is subject to certain Terms and Conditions

The science of alchemy is first and foremost a spiritual process of transformation and purification. However, there are two types of alchemy that often overlap. Practical alchemy, also called laboratory alchemy, is concerned with transforming a base material into a higher and more purified substance, such as the turning of a base metal into gold,... read this article
Why the Waite-Smith Tarot Was the Almost Perfect Tarot
Demons, Fairies, and Saints in a Renaissance Manuscript of Magic
5 Reasons to Combine Crystals, Oils, and Essences to Facilitate a Life Well Lived
May Bush and Wishing Tree Magick for Beltane
Improving Your Habits with Lunar Help

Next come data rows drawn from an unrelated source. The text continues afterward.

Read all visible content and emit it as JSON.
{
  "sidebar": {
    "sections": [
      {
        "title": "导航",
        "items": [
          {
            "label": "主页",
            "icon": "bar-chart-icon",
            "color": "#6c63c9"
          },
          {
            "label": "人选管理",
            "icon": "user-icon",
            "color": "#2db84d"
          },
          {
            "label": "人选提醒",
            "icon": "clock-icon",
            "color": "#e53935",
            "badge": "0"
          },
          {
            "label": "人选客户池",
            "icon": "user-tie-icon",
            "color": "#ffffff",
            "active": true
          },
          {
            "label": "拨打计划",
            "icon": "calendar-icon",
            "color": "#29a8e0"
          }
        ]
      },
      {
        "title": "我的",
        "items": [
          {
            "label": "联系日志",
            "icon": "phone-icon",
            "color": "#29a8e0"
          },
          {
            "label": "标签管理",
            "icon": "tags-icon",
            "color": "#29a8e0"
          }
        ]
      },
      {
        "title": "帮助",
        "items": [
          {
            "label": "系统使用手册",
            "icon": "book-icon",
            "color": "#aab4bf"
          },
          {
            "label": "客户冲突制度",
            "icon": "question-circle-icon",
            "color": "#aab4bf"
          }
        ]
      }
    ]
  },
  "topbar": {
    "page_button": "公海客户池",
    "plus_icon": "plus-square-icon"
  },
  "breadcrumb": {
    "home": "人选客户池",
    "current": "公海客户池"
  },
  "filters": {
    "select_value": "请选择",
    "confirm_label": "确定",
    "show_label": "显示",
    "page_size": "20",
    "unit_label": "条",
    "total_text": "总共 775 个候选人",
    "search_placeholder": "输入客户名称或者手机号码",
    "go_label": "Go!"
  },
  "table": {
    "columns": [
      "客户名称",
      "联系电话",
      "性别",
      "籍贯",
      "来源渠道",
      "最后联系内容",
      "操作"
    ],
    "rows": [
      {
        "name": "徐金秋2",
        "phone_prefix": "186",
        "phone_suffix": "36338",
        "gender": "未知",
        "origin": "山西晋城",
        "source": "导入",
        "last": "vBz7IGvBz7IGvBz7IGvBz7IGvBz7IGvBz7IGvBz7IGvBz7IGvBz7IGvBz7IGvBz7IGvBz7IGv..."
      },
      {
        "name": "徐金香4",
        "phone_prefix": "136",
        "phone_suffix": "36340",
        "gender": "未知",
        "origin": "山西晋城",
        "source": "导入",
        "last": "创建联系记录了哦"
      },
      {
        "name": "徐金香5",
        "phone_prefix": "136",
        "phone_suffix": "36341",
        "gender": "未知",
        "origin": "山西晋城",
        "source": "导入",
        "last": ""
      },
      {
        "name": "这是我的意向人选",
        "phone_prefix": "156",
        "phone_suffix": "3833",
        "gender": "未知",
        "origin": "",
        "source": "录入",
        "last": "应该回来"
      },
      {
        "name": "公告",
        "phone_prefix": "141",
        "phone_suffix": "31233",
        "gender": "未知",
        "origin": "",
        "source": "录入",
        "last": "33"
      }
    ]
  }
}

Most recent posts:
Wisdom of Swords Spread
Sasha Graham’s book 365 Tarot Spreads has a spread for every day of the year. She also includes an important historical moment from that day and...

Driving Our Own Bus Called "Life"
Readers, please enjoy this guest blog post by Kerry Nelson Selman, author of the new Crystal Resonance. Recently, as I was meeting and greeting...

The Secret in the 7 of Wands
Secrets of the Waite-Smith Tarot It is not often that book comes along that really changes the way we understand tarot. Marcus Katz and Tali...





Zeroboxer Zeroboxer
By: Fonda Lee
Price: $11.99 US,  $13.95 CAN
Secrets of the Waite-Smith Tarot Secrets of the Waite-Smith Tarot
The True Story of the World's Most Popular Tarot

By: Marcus Katz, Tali Goodwin
Price: $19.99 US,  $22.95 CAN
Evidence of Eternity Evidence of Eternity
Communicating with Spirits for Proof of the Afterlife

By: Mark Anthony
Price: $15.99 US,  $18.50 CAN
Dating Down Dating Down
By: Stefanie Lyons
Price: $9.99 US,  $11.50 CAN
Easy Tarot Easy Tarot
Learn to Read the Cards Once and For All!

By: Josephine Ellershaw, Ciro Marchetti
Price: $19.95 US,  $21.95 CAN